US3163256A (en) Muffler with ceramic honeycomb baffle
US20030024219A1 (en) Filter and exhaust gas purification
US4543113A (en) Uniform minimum-permeability woven fabric, filter, and process therefor
US4761323A (en) Method and article for the production of porous fiber bats
US6155432A (en) High performance filters based on inorganic fibers and inorganic fiber whiskers
US5071457A (en) Composite for filtering hot gas and method of its manufacture
US20050126140A1 (en) Honeycomb filter
US20040093858A1 (en) Honeycomb structural body
US20080236115A1 (en) Honeycomb filter and exhaust gas purification device
US4960448A (en) High temperature gas filter
US20080072551A1 (en) Highly porous mullite particulate filter substrate
WO2004011124A1 (en) Mullite-aluminum titanate diesel exhaust filter
US5198006A (en) Ceramic filter for a dust-containing gas and method for its production
US5881775A (en) Heat exchanger tube and method for making
US20080138568A1 (en) Bonding material composition and method for manufacturing the same, and joined body and method for manufacturing the same

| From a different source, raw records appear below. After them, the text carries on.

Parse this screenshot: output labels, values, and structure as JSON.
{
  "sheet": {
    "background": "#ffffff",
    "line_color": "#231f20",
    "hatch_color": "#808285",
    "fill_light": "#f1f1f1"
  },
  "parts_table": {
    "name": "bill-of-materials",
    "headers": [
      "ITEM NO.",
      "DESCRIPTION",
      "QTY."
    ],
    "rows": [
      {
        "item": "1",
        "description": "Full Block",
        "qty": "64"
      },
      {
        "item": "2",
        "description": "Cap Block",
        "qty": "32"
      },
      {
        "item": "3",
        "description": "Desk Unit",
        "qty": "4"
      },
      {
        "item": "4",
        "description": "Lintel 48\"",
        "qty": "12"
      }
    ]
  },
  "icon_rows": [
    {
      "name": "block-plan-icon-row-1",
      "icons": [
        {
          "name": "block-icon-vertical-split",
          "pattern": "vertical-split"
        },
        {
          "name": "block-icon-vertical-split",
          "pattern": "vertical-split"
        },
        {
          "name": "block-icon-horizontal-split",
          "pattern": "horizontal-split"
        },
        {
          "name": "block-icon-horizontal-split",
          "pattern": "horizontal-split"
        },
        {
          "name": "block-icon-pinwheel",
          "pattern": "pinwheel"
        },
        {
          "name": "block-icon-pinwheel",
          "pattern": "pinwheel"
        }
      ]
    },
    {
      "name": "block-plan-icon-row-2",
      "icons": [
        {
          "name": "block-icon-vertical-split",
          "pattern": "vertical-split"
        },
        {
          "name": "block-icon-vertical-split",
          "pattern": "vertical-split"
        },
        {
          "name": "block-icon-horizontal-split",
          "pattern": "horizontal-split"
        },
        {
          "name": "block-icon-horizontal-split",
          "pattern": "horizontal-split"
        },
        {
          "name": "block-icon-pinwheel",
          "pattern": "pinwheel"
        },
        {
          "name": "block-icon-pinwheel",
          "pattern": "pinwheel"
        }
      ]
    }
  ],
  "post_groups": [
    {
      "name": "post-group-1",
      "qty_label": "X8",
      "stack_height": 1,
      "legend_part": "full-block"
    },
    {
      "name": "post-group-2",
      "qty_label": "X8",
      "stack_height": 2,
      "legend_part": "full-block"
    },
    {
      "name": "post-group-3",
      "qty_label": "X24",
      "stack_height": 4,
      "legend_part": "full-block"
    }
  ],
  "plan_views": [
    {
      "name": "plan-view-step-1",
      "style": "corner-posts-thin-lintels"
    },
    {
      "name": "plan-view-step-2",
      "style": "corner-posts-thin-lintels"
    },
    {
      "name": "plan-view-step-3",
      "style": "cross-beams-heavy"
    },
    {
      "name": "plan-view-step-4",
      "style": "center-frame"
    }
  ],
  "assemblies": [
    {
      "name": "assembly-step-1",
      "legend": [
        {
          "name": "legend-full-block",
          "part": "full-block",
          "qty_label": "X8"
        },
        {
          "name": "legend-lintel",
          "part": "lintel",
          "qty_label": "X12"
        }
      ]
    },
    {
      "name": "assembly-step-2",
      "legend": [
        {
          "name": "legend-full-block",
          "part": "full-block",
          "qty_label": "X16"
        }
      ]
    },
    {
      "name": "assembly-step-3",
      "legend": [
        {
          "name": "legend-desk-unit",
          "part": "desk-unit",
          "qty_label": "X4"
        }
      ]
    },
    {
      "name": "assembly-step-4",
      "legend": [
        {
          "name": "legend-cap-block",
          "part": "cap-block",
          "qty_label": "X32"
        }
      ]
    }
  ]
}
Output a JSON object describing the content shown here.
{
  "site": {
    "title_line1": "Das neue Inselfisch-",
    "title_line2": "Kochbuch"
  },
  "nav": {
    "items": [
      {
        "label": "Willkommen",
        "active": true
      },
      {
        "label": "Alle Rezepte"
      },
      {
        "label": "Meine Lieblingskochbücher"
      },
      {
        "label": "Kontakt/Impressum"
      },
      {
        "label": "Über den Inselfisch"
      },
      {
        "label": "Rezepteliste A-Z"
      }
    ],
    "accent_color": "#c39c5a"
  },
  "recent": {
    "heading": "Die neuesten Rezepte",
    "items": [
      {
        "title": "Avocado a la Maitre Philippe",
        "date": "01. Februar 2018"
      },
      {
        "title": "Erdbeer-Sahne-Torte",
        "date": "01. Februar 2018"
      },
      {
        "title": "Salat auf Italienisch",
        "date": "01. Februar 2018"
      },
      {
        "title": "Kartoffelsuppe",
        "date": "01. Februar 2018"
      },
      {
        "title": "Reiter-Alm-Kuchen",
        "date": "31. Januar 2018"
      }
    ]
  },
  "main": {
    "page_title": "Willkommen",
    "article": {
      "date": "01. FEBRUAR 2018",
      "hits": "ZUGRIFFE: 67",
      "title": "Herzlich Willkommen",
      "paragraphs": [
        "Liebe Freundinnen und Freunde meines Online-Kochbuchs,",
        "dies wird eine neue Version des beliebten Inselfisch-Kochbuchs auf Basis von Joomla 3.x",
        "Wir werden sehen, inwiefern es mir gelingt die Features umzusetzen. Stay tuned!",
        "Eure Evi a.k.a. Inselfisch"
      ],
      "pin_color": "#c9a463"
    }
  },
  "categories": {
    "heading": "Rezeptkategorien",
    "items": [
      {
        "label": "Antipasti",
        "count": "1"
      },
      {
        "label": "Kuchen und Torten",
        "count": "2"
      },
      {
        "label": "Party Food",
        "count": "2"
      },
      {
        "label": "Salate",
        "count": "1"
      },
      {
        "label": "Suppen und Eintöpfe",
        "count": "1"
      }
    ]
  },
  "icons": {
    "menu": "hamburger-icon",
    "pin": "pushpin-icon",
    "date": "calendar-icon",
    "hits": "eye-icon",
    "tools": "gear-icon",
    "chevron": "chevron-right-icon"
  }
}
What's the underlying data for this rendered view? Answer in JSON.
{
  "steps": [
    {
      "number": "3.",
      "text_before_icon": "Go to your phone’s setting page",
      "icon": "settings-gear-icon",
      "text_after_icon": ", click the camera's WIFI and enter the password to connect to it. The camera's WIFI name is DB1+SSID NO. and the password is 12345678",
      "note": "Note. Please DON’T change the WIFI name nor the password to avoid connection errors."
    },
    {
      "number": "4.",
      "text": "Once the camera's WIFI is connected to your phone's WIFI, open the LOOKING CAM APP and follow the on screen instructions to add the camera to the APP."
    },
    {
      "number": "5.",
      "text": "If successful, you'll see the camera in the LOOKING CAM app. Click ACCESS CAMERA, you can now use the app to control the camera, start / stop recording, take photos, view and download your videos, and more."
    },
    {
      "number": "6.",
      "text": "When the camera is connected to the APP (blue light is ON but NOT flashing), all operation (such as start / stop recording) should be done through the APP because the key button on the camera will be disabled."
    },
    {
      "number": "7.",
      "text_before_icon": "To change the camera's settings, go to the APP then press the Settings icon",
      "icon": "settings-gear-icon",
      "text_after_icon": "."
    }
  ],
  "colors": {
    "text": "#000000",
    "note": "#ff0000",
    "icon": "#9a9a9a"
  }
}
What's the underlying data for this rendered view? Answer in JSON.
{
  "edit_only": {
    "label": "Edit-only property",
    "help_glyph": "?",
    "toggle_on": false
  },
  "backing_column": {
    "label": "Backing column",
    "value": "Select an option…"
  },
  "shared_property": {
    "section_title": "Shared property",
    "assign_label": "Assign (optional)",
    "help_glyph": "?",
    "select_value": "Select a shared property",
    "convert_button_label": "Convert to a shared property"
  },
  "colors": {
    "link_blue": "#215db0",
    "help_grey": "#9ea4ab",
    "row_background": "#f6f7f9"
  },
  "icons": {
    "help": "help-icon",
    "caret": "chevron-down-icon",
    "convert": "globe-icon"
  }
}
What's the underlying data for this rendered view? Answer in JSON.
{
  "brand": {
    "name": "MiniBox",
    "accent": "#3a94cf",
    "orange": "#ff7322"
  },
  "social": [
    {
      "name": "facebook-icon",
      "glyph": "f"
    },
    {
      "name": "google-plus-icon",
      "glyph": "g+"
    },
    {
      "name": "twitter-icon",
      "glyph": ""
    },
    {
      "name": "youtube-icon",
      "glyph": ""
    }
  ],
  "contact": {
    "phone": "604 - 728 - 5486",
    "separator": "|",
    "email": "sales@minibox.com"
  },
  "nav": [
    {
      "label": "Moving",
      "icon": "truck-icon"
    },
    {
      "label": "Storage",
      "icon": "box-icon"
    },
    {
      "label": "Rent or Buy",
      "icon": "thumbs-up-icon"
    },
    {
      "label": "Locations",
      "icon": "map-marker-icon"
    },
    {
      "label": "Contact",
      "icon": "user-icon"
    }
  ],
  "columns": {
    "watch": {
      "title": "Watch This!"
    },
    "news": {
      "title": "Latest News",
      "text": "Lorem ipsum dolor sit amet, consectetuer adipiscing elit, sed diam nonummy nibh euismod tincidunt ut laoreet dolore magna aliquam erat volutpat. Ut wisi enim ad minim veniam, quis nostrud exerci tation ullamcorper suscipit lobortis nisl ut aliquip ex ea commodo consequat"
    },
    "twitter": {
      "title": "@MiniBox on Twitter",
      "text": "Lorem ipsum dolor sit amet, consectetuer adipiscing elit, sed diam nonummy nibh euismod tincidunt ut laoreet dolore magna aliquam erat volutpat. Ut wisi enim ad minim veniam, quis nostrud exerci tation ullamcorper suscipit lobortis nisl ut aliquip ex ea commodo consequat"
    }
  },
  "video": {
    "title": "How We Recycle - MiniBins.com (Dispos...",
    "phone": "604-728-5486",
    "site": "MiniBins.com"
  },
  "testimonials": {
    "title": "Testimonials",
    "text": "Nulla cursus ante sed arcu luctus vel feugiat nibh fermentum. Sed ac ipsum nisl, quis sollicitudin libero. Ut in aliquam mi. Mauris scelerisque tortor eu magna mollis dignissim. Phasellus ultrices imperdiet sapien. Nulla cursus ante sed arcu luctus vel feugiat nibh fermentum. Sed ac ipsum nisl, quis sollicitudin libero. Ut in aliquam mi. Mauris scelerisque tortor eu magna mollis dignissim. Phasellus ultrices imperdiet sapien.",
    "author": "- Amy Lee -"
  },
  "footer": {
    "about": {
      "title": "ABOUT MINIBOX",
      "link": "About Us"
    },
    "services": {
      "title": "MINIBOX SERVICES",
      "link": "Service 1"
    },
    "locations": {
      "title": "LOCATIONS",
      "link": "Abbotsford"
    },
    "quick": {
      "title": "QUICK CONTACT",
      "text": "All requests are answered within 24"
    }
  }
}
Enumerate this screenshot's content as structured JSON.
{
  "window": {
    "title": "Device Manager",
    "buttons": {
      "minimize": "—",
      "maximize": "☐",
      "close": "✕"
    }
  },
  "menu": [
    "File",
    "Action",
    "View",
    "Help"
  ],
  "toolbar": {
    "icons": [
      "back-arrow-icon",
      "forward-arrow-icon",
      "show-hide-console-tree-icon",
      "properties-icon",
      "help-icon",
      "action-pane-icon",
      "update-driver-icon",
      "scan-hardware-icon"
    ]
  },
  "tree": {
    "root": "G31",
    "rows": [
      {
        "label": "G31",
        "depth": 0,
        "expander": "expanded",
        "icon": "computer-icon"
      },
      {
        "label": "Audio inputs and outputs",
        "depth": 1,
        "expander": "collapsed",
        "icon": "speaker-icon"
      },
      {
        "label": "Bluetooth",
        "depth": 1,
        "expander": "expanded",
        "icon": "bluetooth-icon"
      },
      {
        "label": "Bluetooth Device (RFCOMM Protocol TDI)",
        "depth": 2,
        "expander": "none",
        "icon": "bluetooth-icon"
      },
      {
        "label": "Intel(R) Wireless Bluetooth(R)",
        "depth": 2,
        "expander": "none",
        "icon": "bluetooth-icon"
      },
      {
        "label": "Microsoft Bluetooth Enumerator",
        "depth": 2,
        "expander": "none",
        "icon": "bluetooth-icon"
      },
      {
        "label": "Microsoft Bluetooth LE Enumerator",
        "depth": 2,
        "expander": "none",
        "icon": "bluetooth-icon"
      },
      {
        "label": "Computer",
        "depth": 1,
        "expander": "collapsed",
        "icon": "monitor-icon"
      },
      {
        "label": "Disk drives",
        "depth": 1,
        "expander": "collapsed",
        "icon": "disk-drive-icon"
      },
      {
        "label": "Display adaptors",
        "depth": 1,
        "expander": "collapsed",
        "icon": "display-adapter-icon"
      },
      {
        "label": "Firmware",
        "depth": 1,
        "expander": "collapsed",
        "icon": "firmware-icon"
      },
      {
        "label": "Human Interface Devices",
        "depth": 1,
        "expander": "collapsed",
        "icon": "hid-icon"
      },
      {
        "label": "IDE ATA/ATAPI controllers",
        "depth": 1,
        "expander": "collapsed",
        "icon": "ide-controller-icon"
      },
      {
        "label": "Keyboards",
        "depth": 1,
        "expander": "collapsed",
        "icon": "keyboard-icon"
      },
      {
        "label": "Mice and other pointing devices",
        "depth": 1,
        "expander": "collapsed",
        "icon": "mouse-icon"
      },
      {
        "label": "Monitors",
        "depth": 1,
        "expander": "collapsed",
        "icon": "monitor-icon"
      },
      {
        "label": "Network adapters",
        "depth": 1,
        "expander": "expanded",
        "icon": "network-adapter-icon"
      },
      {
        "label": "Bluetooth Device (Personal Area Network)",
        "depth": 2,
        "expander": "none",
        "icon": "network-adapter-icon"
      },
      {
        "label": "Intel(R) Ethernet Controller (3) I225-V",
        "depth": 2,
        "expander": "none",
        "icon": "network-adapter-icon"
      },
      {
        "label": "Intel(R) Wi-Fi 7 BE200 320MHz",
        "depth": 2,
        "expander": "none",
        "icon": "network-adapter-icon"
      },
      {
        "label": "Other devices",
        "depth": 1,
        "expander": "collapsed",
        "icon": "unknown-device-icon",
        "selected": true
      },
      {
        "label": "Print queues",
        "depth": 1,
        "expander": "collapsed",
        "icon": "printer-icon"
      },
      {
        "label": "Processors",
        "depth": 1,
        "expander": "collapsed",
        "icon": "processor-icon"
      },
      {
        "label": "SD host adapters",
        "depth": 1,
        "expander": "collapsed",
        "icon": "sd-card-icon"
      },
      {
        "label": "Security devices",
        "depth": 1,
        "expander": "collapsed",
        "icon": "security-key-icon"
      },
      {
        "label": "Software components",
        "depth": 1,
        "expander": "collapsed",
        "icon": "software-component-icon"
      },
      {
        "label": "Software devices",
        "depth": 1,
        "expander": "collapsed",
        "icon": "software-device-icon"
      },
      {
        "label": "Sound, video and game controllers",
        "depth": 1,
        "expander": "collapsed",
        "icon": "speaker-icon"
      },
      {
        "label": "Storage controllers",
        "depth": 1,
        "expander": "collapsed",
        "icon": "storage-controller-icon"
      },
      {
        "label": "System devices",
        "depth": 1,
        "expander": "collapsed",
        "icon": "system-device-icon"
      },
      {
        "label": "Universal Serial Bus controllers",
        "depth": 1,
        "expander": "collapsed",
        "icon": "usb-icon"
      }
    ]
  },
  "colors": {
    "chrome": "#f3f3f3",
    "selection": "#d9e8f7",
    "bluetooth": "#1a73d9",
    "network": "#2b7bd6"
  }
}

Legal Events

Date Code Title Description
AS Assignment

Owner name: MINNESOTA MINING AND MANUFACTURING COMPANY, MINNES

Free format text: ASSIGNMENT OF ASSIGNORS INTEREST;ASSIGNORS:SMITH, ROBERT G.;EATON, JOSEPH H.;FISCHER, EDWARD M.;ANDOTHERS;REEL/FRAME:008197/0815;SIGNING DATES FROM 19961015 TO 19961024

AS Assignment

Owner name: HEXCEL CORPORATION, CONNECTICUT

Free format text: ASSIGNMENT OF ASSIGNORS INTEREST;ASSIGNORS:GROBELNY, VENECIA M.;MCVICKER, KEVIN D.;REEL/FRAME:008853/0749

Effective date: 19971215

FPAY Fee payment

Year of fee payment: 4

REMI Maintenance fee reminder mailed
AS Assignment

Owner name: HSBC BANK USA, AS JOINT COLLATERAL AGENT, NEW YORK

Free format text: SECURITY INTEREST;ASSIGNOR:HEXCEL CORPORATION;REEL/FRAME:013974/0872

Effective date: 20030319

AS Assignment

Owner name: HSBC BANK USA, AS JOINT COLLATERAL AGENT, NEW YORK

Free format text: AMENDMENT NO. 1 TO PATENT SECURITY AGREEMENT (RESTRICTED PATENTS);ASSIGNOR:HEXCEL CORPORATION;REEL/FRAME:013782/0907

Effective date: 20030515

CC Certificate of correction
AS Assignment

Owner name: HEXCEL CORPORATION, CALIFORNIA

Free format text: RELEASE OF SECURITY INTEREST;ASSIGNOR:HSBC BANK USA, NATIONAL ASSOCIATION (FORMERLY KNOWN AS HSBC BANK USA);REEL/FRAME:015908/0687

Effective date: 20050301

FPAY Fee payment

Year of fee payment: 8

REMI Maintenance fee reminder mailed
LAPS Lapse for failure to pay maintenance fees
FP Expired due to failure to pay maintenance fee

Effective date: 20101215